In breaking the outward and home .Cape Record Alex Henshaw established a standard of human endurance which should make long-distance car recordbreakers and other martyrs in the cause of motoring to think profoundly. Henshaw was in the Mew Gull (Gipsy Six Series II) for 60 hours out of 80. Towards the end he suffered badly from fever, fatigue and nose-bleed. In climbing to avoid bumps he accentuated the nose-bleeding. Three times he thought he would have to jump and leave the machine to land itself in the murk. Yet he made perfect landings everywhere, in a machine which sits down at 80 m.p.h. Accommodation for a total of 87 gallons of fuel was arranged in various tanks, one on the
ANOTHER SMALL SPORTS-CAR
Last month we were able to announce a newcomer in the rather neglected class • of small sports-cars costing up to 1;300. So many buyers are confined to such a price-ceiling that we are glad that this . class is once again filling-up. Another recruit is the Le Mans version of the Morgan 4/4. This new model has a tuned Coventry Climax engine of 1,098 c.c. The standard car has an engine of 1,122 -c.c.—it is difficult to understand the mentality of designers of sports-type . cars who use engines just outside the 1,100 c.c. class limit ; although one wonders whether utility engines are sometimes expressly made this way to . discourage their use in sporting events. The new Morgan has a 30 gallon rear tank with twin pump feed. The’ pecifi • cation includes Scintilla Vertex magneto, Zenith downdraught carburetter, cycle wings, Lucas Bi-flex lamps, outside cockpit floor. The cockpit details are interesting, and may inspire builders of enclosed racing-cars for long-distance record work. Henshaw sat on a thin sheet of Sorbo, yet his head practically contacted the roof—and certainly so during bumps—although he was strapped in. Ventilation was by means of a 3′ tube directed through the cockpit side and having a cork to plug it up over cold countries I Doped fabric round each petrol cap prevented spilt fuel from forming fumes—only, unfortunately, fumes were not entirely eliminated thereby. So crowded was the cockpit that the pilot could not lift his legs from the rudderbar and the spare K.L.G. plugs had to be carried on an engine bearer. Flasks

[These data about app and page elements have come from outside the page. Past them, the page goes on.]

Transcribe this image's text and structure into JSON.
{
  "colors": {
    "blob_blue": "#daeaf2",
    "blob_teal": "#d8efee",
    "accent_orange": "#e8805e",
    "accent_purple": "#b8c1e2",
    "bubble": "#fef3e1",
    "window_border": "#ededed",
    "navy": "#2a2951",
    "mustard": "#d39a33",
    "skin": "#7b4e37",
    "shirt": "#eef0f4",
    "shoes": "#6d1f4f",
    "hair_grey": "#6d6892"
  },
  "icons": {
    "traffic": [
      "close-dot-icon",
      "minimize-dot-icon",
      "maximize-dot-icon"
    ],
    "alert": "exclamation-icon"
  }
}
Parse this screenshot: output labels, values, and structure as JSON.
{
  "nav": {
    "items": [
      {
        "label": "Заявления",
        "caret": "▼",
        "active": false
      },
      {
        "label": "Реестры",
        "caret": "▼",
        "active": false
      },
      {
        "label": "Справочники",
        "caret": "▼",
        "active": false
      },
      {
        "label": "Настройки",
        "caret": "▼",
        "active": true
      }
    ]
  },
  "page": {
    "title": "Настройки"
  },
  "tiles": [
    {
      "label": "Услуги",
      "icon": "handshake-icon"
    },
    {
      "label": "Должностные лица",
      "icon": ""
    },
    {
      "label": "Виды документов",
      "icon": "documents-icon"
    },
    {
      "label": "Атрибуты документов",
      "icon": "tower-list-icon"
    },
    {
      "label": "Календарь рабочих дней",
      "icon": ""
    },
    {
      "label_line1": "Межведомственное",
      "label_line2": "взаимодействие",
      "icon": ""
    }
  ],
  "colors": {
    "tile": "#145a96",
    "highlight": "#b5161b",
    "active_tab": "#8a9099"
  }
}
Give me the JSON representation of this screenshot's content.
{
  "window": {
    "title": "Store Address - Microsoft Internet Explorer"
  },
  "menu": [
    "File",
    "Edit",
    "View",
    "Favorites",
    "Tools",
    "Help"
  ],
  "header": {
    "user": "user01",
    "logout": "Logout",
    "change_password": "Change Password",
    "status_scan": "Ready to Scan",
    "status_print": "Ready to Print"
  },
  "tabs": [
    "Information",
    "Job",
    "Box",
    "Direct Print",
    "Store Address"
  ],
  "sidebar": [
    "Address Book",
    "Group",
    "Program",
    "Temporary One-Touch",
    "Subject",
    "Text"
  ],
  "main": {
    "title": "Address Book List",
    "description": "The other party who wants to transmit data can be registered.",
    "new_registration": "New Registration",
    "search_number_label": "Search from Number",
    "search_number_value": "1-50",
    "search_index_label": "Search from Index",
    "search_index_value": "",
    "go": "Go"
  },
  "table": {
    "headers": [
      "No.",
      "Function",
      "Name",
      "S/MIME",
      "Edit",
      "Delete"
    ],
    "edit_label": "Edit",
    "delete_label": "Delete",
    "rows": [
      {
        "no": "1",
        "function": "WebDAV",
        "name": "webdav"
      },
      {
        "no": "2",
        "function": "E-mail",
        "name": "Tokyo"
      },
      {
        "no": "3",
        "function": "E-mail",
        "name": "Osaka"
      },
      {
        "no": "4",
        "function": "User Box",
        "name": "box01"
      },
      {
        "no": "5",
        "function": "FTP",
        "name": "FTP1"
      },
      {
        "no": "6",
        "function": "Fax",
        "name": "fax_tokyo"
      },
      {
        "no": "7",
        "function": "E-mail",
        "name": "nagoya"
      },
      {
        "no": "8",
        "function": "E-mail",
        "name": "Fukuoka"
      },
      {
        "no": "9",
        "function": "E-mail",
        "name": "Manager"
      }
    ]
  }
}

exhaust system, folding screen, rev.
counter, bonnet straps, etc. The excellent guaranteed speed of 80 m.p.h. is obtained with all equipment aboard and the price is 050. Higher speeds are guaranteed to slightly greater price.
CHANGES AT BROOKLANDS
Those who have not visited Brooklands since last season will notice several new landmarks. Hawkers have extended their Byfleet works, round the corner on the opposite side of the road facing the Aeronautical College hanger and have put up a big shed on the aerodrome where the road down to T. & Ts. and Butt’s Lodge joins the aerodrome road in a T-junction. Vickers Ltd. are considerably extending their works at the Fork, which were originally the works of the Itala Motor Co., established in, we believe, 1909. behind the seat provided water and orangejuice via rubber tubing and under each knee was another thermos, one of beef
tea, one of egg-and-milk. Chamois bags of nuts, raisins, oranges and apples were set behind his heels. Controls, etc., included v.p. control, retractable navigation light, carburetter cockpit vent in case of icing. Husan P4 compass, Sperry artificial horizon, directional gyro, stop-clock, two carburetter economy levers, emergency fuel supply control, etc. —to be contemplated for 60 hours out of 80. Visibility was particularly limited. We admire Henshaw’s endurance. These notes may suggest useful things to racingcar builders.
IMPORTANT FORMULA RUMOUR
It may be highly significant that both Huhnlein of Germany and Furmanik of Italy are advocating a 1.1-litre Formula at the A.I.A.C.R. meeting at which the 1940-42 G.P. Formula is Internationally
discussed. We may get this ruling if Britain also agrees. Rumour hints that Mercedes-Benz already have a team of If litre straight-eight o.h.c. cars and will run them in some of this year’s If litre contests.
In the January issue we said Kenneth Mason used Champion R.1 plugs in his Brescia Bugatti with complete success. Actually he doesn’t—he uses Champion R.7. Sorry